  7. United Kingdom Department of Health, UK Chief Medical Officers’ Alcohol Guidelines Review: Summary of the proposed new guidelines January 2016 Propose d: up to 16g/day Proposed: up to 16g/day 8 Proposed: If you do drink as much as 14 units per week, it is best to spread this evenly over 3 days or more. If you have one or two heavy drinking sessions, you increase your risks of death from long term illnesses and from accidents and injuries. The risk of developing a range of illnesses (including, for example, cancers of the mouth, throat and breast) increases with any amount you drink on a regular basis. If you wish to cut down the amount you’re drinking, a good way to help achieve this is to have several drink-free days each week. Proposed: The sorts of things that are more likely to happen if you don’t judge the risks from how you drink correctly can include: accidents resulting in injury (causing death in some cases), misjudging risky situations, and losing self-control. These risks can arise for people drinking within the weekly guidelines for regular drinking, if they drink too much or too quickly on a single occasion; and for people who drink at higher levels, whether regularly or infrequently. Some groups of people are likely to be affected more by alcohol and should be more careful of their level of drinking on any one occasion: young adults, older people, those with low body weight, those with other health problems, those on medicines or other drugs. up to 32g/day up to 24g/day Current recommendations state that men and women "should not regularly drink" the respective amounts. "Regularly" means drinking every day or most days of the week; a break of 48 hours after a heavy drinking session is recommended "to let your body recover." "Don't mix alcohol with any kind of medication as it can reduce the effect of the medication and increase harmful side-effects; don't mix alcohol with recreational drugs; don't drink and drive or operate machinery; be careful if you have mental health problems such as depression, as alcohol can make these worse." If alcohol is consumed, it should be in moderation—up to one drink per day for women and up to two drinks per day for men—and only by adults of legal drinking age. … if alcohol is consumed, the calories from alcohol should be accounted for so that the limits on calories for other uses and total calories are not exceeded... Know Your Limits website [link] National Health Service, Alcohol Misuse webpage [link] United States Department of Agriculture and Department of Health & Human Services, Dietary Guidelines for Americans 2015-2020 [link] up to 28g/day up to 14g/day 14 over 60 years old: up to 12g/da y or 84g/w eek, over 60 years old: up to 12g/day or 84g/we ek, never more than 24g at Many individuals should not consume alcohol, including individuals who are taking certain over- the-counter or prescription medications or who have certain medical conditions, those who are recovering from alcoholism or are unable to control the amount they drink, and anyone younger than age 21 years. Individuals should not drink if they are driving, planning to drive, or are participating in other activities requiring skill, coordination, and alertness. High-risk drinking: 56g or more on any day or 112g/week or more for women and 70g or more on any day or 210g/week or more for men. Binge drinking: consumption within about 2 hours of 56g or more for women and 70g or more for men. Excessive alcohol consumption: includes binge drinking, heavy drinking (112g/week or more for women and 210g/week or more for men), and any drinking by pregnant women or those under 21 years of age Substance Abuse and Mental Health Services Administration and Administration on Aging, Older Americans behavioral health issue brief 2: Alcohol misuse and abuse prevention 2012 [link]

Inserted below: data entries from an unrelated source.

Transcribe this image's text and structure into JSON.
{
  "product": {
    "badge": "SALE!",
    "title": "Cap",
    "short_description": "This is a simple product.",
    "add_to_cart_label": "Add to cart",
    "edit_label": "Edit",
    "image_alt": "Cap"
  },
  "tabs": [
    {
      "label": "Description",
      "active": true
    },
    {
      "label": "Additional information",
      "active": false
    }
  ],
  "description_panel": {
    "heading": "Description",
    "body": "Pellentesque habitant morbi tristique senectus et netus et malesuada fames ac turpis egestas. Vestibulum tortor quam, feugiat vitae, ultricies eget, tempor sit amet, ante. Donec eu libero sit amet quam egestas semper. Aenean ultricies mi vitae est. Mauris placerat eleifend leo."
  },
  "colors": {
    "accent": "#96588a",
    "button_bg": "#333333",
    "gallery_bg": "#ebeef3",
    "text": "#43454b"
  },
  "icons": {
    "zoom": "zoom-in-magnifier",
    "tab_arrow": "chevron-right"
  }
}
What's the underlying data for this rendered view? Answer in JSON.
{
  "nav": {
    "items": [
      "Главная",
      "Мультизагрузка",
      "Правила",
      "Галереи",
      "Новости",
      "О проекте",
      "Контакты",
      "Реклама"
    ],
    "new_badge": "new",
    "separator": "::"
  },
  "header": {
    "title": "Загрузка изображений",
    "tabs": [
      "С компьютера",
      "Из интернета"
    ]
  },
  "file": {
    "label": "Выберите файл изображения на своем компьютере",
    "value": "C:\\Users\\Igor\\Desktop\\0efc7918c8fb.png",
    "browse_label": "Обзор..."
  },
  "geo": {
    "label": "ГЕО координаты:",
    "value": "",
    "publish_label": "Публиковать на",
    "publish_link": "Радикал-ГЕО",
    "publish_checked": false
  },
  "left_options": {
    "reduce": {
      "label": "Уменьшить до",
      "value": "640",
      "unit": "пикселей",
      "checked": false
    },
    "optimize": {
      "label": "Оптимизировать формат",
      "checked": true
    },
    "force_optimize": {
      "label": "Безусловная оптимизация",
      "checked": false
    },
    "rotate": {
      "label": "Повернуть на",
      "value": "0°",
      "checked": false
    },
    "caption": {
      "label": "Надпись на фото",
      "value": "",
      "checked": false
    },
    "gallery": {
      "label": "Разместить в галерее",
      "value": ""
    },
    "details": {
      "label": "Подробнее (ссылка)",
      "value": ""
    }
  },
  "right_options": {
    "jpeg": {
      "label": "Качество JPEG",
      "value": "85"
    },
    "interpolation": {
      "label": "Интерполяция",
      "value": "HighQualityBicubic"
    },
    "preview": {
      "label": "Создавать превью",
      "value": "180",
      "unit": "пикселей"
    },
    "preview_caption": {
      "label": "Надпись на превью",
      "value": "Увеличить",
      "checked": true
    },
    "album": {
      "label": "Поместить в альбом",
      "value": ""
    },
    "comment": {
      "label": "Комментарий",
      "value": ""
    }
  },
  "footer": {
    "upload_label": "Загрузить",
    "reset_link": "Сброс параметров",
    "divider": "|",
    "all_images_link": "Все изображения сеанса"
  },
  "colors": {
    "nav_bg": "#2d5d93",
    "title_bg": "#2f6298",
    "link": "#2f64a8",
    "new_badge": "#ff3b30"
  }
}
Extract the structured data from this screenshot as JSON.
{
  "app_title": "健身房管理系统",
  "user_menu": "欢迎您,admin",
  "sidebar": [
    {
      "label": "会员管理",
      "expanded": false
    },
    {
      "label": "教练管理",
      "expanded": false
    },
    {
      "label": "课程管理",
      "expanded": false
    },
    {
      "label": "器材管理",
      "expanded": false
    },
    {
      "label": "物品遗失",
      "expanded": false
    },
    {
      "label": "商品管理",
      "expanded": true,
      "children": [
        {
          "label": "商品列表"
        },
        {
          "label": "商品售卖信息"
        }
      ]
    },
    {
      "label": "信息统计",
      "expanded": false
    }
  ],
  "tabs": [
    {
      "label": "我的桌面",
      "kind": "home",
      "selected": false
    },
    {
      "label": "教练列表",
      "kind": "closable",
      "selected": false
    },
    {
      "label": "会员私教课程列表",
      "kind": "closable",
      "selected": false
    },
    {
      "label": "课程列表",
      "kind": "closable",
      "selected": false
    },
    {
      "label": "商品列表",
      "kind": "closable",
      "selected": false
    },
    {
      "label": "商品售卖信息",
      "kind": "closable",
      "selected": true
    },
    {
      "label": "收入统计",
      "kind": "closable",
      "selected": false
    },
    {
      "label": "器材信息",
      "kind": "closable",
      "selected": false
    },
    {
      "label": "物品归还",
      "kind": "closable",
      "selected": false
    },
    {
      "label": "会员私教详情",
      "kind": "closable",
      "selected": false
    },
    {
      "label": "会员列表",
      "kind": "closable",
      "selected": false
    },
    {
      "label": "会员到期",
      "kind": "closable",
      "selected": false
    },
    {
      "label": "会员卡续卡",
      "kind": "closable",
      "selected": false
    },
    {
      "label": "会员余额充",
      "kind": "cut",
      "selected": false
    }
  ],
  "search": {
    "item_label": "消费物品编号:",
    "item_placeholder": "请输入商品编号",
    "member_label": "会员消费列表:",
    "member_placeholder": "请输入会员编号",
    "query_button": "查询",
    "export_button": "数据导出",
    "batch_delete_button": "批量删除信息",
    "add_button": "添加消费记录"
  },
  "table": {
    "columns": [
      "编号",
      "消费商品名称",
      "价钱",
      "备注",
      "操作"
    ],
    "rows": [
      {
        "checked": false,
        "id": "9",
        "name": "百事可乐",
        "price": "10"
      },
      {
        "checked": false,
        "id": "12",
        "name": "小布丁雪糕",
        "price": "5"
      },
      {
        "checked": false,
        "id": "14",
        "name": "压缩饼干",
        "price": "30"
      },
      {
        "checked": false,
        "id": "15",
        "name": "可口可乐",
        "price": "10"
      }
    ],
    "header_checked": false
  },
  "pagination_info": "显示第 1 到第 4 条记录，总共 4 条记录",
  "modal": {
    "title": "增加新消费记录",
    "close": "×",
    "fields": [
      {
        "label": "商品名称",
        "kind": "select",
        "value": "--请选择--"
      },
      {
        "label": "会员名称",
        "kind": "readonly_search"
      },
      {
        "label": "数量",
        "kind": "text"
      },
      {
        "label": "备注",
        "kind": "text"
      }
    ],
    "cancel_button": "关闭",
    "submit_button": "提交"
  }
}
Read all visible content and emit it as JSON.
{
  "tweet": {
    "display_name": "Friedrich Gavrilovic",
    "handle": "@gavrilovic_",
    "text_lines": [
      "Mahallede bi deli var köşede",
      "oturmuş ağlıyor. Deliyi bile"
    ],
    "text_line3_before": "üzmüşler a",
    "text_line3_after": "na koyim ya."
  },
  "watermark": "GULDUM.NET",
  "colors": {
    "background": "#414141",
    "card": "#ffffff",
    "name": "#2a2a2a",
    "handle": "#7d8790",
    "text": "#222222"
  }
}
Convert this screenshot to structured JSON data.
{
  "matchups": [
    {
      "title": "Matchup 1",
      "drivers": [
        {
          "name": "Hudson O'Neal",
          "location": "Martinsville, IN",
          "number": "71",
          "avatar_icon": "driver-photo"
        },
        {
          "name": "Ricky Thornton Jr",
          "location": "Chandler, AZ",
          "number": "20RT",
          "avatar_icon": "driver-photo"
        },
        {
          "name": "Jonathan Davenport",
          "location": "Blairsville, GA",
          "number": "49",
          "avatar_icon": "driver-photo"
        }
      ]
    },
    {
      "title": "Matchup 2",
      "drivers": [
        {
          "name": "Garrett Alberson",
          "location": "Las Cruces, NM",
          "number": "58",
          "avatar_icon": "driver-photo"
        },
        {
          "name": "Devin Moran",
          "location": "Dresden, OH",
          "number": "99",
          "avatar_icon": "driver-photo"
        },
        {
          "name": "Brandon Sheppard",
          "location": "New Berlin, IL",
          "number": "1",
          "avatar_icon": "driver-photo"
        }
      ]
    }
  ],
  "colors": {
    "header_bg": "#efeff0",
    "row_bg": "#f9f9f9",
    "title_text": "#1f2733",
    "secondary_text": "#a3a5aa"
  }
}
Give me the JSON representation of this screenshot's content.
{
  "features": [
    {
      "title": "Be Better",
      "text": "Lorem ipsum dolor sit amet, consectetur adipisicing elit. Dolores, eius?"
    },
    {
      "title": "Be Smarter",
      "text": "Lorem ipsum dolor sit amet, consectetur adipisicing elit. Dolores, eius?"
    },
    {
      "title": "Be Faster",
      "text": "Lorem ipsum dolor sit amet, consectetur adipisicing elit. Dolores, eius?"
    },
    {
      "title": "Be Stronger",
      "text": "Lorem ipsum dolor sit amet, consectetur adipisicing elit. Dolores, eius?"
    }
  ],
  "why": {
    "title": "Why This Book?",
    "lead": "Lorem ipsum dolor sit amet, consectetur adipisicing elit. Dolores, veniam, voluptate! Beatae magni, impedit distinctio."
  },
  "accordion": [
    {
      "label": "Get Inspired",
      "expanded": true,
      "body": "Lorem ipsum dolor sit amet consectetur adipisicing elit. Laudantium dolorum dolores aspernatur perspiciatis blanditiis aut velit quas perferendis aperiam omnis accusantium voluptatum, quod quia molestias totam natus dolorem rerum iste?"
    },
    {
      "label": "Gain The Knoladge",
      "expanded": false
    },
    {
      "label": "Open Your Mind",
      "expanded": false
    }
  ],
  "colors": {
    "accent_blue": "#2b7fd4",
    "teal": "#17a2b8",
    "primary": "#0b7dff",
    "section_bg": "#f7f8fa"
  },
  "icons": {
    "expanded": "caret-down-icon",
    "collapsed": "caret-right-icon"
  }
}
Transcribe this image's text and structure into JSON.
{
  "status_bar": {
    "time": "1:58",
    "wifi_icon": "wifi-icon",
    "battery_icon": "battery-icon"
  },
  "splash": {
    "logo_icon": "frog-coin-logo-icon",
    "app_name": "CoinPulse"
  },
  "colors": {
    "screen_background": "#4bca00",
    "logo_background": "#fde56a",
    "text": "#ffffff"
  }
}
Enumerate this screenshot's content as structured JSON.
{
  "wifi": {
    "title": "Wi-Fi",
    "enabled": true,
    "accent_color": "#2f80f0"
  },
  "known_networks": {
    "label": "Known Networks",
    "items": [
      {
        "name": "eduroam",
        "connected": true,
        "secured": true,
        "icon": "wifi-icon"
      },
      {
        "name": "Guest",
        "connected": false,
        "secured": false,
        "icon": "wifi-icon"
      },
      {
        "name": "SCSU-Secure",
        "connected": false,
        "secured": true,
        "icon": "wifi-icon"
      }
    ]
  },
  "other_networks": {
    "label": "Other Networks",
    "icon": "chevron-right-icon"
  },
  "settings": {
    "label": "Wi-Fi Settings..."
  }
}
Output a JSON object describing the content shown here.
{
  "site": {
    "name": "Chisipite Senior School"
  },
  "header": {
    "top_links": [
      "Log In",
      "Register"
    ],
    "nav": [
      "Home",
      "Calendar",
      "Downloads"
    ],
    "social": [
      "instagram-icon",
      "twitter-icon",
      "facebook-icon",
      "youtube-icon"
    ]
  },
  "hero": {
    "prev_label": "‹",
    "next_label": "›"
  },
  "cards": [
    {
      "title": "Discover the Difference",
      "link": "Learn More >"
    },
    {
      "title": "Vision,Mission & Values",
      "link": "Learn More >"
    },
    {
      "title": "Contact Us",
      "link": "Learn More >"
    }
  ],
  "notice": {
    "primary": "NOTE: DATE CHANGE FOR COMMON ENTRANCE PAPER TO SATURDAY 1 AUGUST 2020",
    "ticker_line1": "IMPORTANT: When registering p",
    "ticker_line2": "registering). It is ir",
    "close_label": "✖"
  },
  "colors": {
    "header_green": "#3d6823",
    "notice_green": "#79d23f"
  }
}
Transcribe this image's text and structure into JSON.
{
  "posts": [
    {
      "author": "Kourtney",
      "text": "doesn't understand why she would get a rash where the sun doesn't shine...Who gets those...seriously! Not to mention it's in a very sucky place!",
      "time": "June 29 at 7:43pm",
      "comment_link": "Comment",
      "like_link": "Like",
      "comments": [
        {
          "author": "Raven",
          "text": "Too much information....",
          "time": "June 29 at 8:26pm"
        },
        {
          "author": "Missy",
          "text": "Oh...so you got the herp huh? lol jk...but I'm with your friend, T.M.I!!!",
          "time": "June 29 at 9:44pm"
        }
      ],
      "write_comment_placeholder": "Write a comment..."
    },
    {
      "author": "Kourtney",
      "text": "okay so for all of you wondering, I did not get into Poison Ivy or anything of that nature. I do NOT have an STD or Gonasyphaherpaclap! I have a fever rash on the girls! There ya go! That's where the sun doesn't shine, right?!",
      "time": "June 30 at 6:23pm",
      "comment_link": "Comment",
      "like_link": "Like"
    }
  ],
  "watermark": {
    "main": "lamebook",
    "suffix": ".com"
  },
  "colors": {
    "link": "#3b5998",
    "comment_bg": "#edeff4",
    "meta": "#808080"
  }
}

  8. United States National Institute of Alcohol Abuse and Alcoholism (NIAAA), up to 56g/day on any one day, if aged over 65: up to 42g on up to 42g on any one day, up to 98g/week 14 If you have a health problem or take certain medications, you may need to drink less or not at all. Rethinking Drinking webpage [link] NIAAA Older Adults webpage [link]